Towards the beginning of the poem of Ha’azinu, we find a special command enjoining us to “remember”: “Remember the days of the world, understand the years of bygone generations; ask your father, and he will inform you, your elders – and they will tell you” (Devarim 32:7).
Let us try to understand this commandment. What exactly does it mean? How do we remember “the days of the world,” and why is this important?
There is another instance where we find a command to remember a day: “Remember the day of Shabbat, to sanctify it” (Shemot 20:7). The Ramban, in his commentary to that pasuk, explains the meaning of this imperative based on the Mechilta which explains that the gentiles count the days of the week without any specific sequence, with each day standing independently. The first day is named after the sun, the second after the moon, and so on. The days do not lead to any future goal, but rather simply pass by, one after the other. The names of the days serve only as references to the day itself.

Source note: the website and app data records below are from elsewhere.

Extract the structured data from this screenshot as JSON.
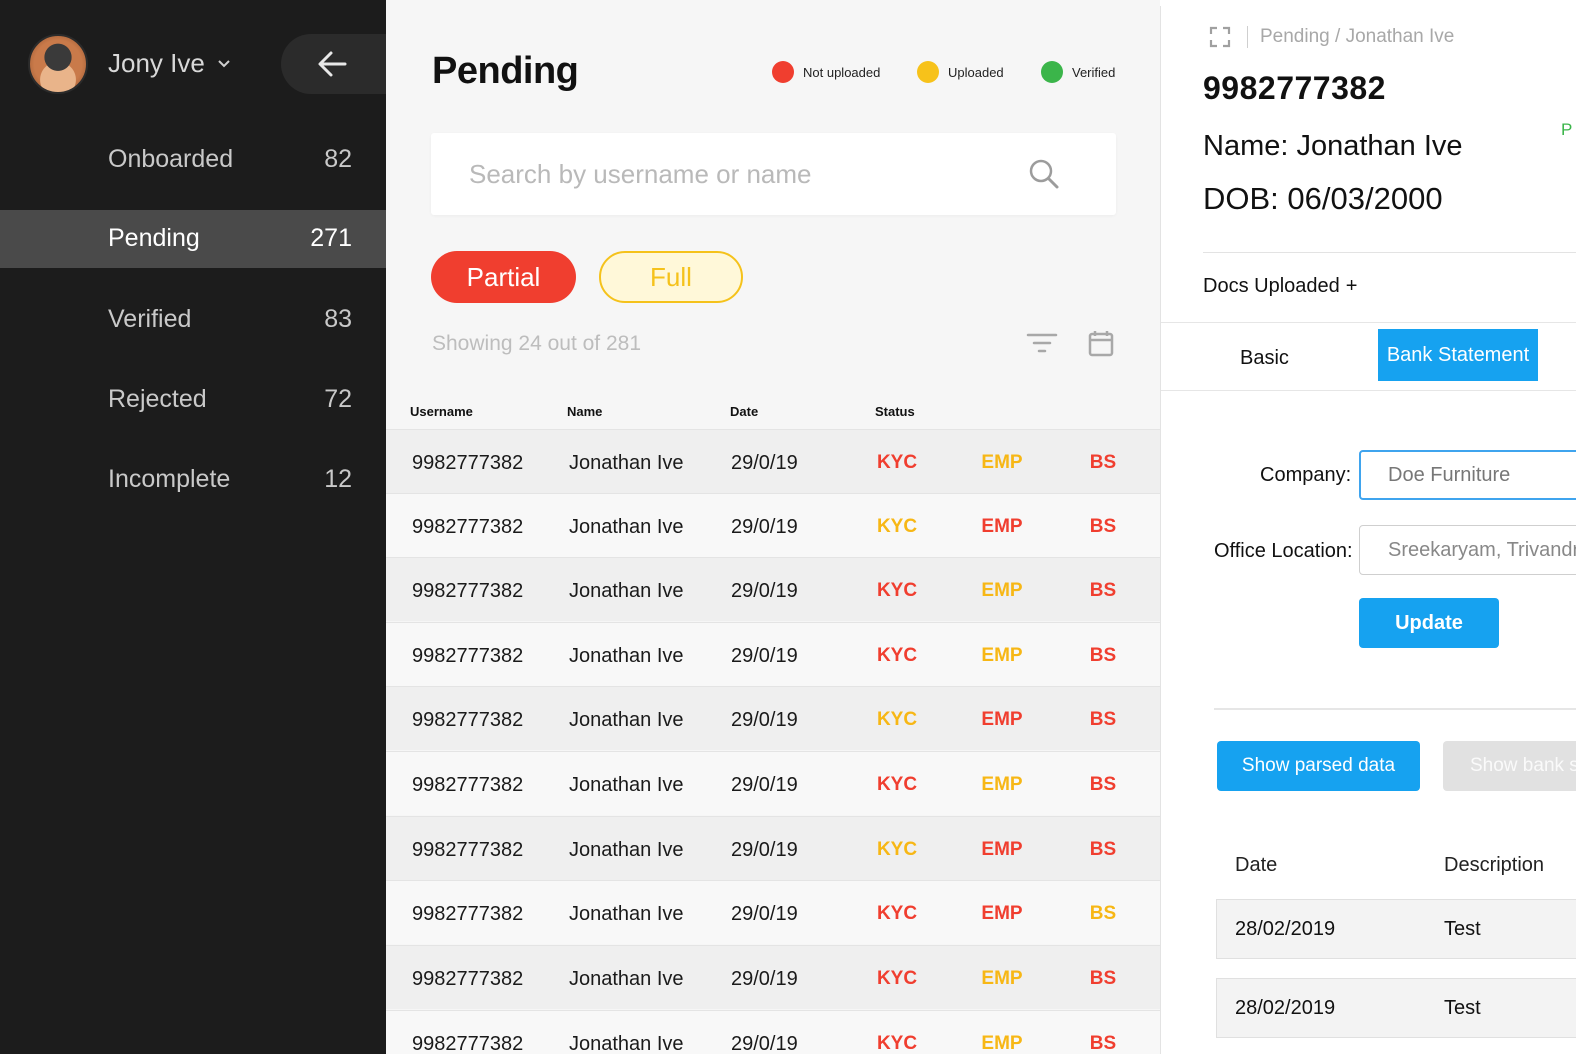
{
  "sidebar": {
    "user_name": "Jony Ive",
    "items": [
      {
        "label": "Onboarded",
        "count": "82"
      },
      {
        "label": "Pending",
        "count": "271"
      },
      {
        "label": "Verified",
        "count": "83"
      },
      {
        "label": "Rejected",
        "count": "72"
      },
      {
        "label": "Incomplete",
        "count": "12"
      }
    ]
  },
  "main": {
    "title": "Pending",
    "legend": [
      {
        "label": "Not uploaded",
        "color": "#f03e2f"
      },
      {
        "label": "Uploaded",
        "color": "#f7c21a"
      },
      {
        "label": "Verified",
        "color": "#3bb54a"
      }
    ],
    "search": {
      "placeholder": "Search by username or name",
      "value": ""
    },
    "filters": {
      "partial": "Partial",
      "full": "Full"
    },
    "showing": "Showing 24 out of 281",
    "columns": {
      "username": "Username",
      "name": "Name",
      "date": "Date",
      "status": "Status"
    },
    "rows": [
      {
        "username": "9982777382",
        "name": "Jonathan Ive",
        "date": "29/0/19",
        "kyc": "KYC",
        "emp": "EMP",
        "bs": "BS",
        "kyc_state": "red",
        "emp_state": "yellow",
        "bs_state": "red"
      },
      {
        "username": "9982777382",
        "name": "Jonathan Ive",
        "date": "29/0/19",
        "kyc": "KYC",
        "emp": "EMP",
        "bs": "BS",
        "kyc_state": "yellow",
        "emp_state": "red",
        "bs_state": "red"
      },
      {
        "username": "9982777382",
        "name": "Jonathan Ive",
        "date": "29/0/19",
        "kyc": "KYC",
        "emp": "EMP",
        "bs": "BS",
        "kyc_state": "red",
        "emp_state": "yellow",
        "bs_state": "red"
      },
      {
        "username": "9982777382",
        "name": "Jonathan Ive",
        "date": "29/0/19",
        "kyc": "KYC",
        "emp": "EMP",
        "bs": "BS",
        "kyc_state": "red",
        "emp_state": "yellow",
        "bs_state": "red"
      },
      {
        "username": "9982777382",
        "name": "Jonathan Ive",
        "date": "29/0/19",
        "kyc": "KYC",
        "emp": "EMP",
        "bs": "BS",
        "kyc_state": "yellow",
        "emp_state": "red",
        "bs_state": "red"
      },
      {
        "username": "9982777382",
        "name": "Jonathan Ive",
        "date": "29/0/19",
        "kyc": "KYC",
        "emp": "EMP",
        "bs": "BS",
        "kyc_state": "red",
        "emp_state": "yellow",
        "bs_state": "red"
      },
      {
        "username": "9982777382",
        "name": "Jonathan Ive",
        "date": "29/0/19",
        "kyc": "KYC",
        "emp": "EMP",
        "bs": "BS",
        "kyc_state": "yellow",
        "emp_state": "red",
        "bs_state": "red"
      },
      {
        "username": "9982777382",
        "name": "Jonathan Ive",
        "date": "29/0/19",
        "kyc": "KYC",
        "emp": "EMP",
        "bs": "BS",
        "kyc_state": "red",
        "emp_state": "red",
        "bs_state": "yellow"
      },
      {
        "username": "9982777382",
        "name": "Jonathan Ive",
        "date": "29/0/19",
        "kyc": "KYC",
        "emp": "EMP",
        "bs": "BS",
        "kyc_state": "red",
        "emp_state": "yellow",
        "bs_state": "red"
      },
      {
        "username": "9982777382",
        "name": "Jonathan Ive",
        "date": "29/0/19",
        "kyc": "KYC",
        "emp": "EMP",
        "bs": "BS",
        "kyc_state": "red",
        "emp_state": "yellow",
        "bs_state": "red"
      }
    ]
  },
  "detail": {
    "breadcrumb": "Pending / Jonathan Ive",
    "phone": "9982777382",
    "name": "Name: Jonathan Ive",
    "dob": "DOB: 06/03/2000",
    "edge_mark": "P",
    "docs_uploaded": "Docs Uploaded",
    "docs_plus": "+",
    "tabs": {
      "basic": "Basic",
      "bank": "Bank Statement"
    },
    "company_label": "Company:",
    "company_value": "Doe Furniture",
    "office_label": "Office Location:",
    "office_value": "Sreekaryam, Trivandrum",
    "update": "Update",
    "show_parsed": "Show parsed data",
    "show_bank": "Show bank statement",
    "tx_columns": {
      "date": "Date",
      "description": "Description"
    },
    "transactions": [
      {
        "date": "28/02/2019",
        "description": "Test"
      },
      {
        "date": "28/02/2019",
        "description": "Test"
      }
    ]
  },
  "colors": {
    "red": "#f03e2f",
    "yellow": "#f7b715",
    "green": "#3bb54a",
    "accent_blue": "#16a2f0",
    "sidebar_bg": "#1c1c1c"
  }
}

We are instructed to count in reference to Shabbat. The Hebrew names of the days are not names, but rather numbers. “Yom Rishon” (“the first day” – Sunday) is the first day of the week; “rishon” is not a name, but rather the day’s number with respect to Shabbat. The days are called “rishon be’Shabbat,” “sheni be’Shabbat,” and so on. This system of counting days teaches that there is a direction and goal towards which we are constantly progressing.

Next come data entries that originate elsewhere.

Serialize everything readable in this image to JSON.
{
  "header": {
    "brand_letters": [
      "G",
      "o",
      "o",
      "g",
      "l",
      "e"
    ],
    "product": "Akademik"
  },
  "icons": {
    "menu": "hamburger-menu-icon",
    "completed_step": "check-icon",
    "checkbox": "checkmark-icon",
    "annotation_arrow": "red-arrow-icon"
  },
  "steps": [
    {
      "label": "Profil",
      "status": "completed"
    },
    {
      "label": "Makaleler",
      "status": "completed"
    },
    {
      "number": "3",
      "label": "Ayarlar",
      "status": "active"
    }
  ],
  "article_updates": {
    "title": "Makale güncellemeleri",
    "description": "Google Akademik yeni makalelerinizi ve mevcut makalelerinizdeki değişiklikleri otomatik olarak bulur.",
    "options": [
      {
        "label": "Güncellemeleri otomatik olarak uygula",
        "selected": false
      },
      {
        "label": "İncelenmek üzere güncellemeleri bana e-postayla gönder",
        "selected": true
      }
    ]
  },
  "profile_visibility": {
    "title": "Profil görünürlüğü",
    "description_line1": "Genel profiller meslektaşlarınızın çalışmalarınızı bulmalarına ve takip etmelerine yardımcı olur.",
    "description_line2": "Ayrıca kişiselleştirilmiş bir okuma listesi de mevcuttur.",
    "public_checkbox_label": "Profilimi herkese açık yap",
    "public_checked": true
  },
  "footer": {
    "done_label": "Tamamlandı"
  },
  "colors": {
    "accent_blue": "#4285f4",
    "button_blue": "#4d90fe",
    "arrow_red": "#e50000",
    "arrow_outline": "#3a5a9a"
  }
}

We might explain in a similar vein the command, “Remember the days of the world” – meaning, we should not count the way others count. The system for counting years used by the other nations of the world begins in the middle of human history, and in this respect, it has no intrinsic significance. This method of counting says nothing about the world or about mankind. It is simply a system agreed upon by members of that nation or that faith. The counting does not begin at a point of universal significance, and it therefore does not lead towards a meaningful goal. Each day comes and goes independently. Every month and every year comes and goes on its own. We, Am Yisrael, may be described as “ba’im bayamim” – we come and go with all our days with us. The Jewish counting of years, which begins at the time of creation, binds together all human history (and not just Christian, Moslem or Chinese history) into a single unit infused with meaning and purpose. The counting is not merely technical, a means for allowing proper day-to-day functioning, or a yardstick for remembering days and events. It is rather something meaningful, a system that teaches us about the starting point of all of humanity and the entire world, and the destiny towards which we are all headed.

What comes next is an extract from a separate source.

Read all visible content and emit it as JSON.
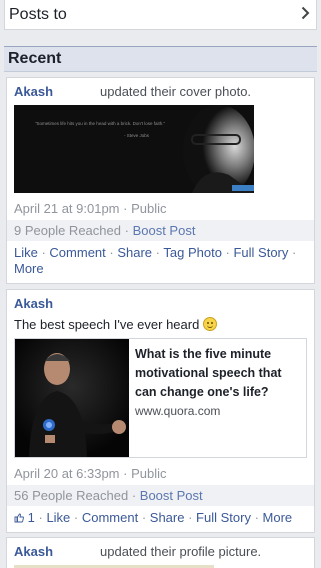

Shabbat Parashat Ha’azinu occurs at the point of transition from one year to the next, and understanding the meaning behind the Jewish system of counting years is a matter of great importance. Rosh Hashanah is of utmost significance to us, in that it commemorates the day on which the world was created. It is, essentially, the day on which we embarked on the journey along which we continue to travel, heading towards the world’s realization of its ultimate purpose and state of perfection.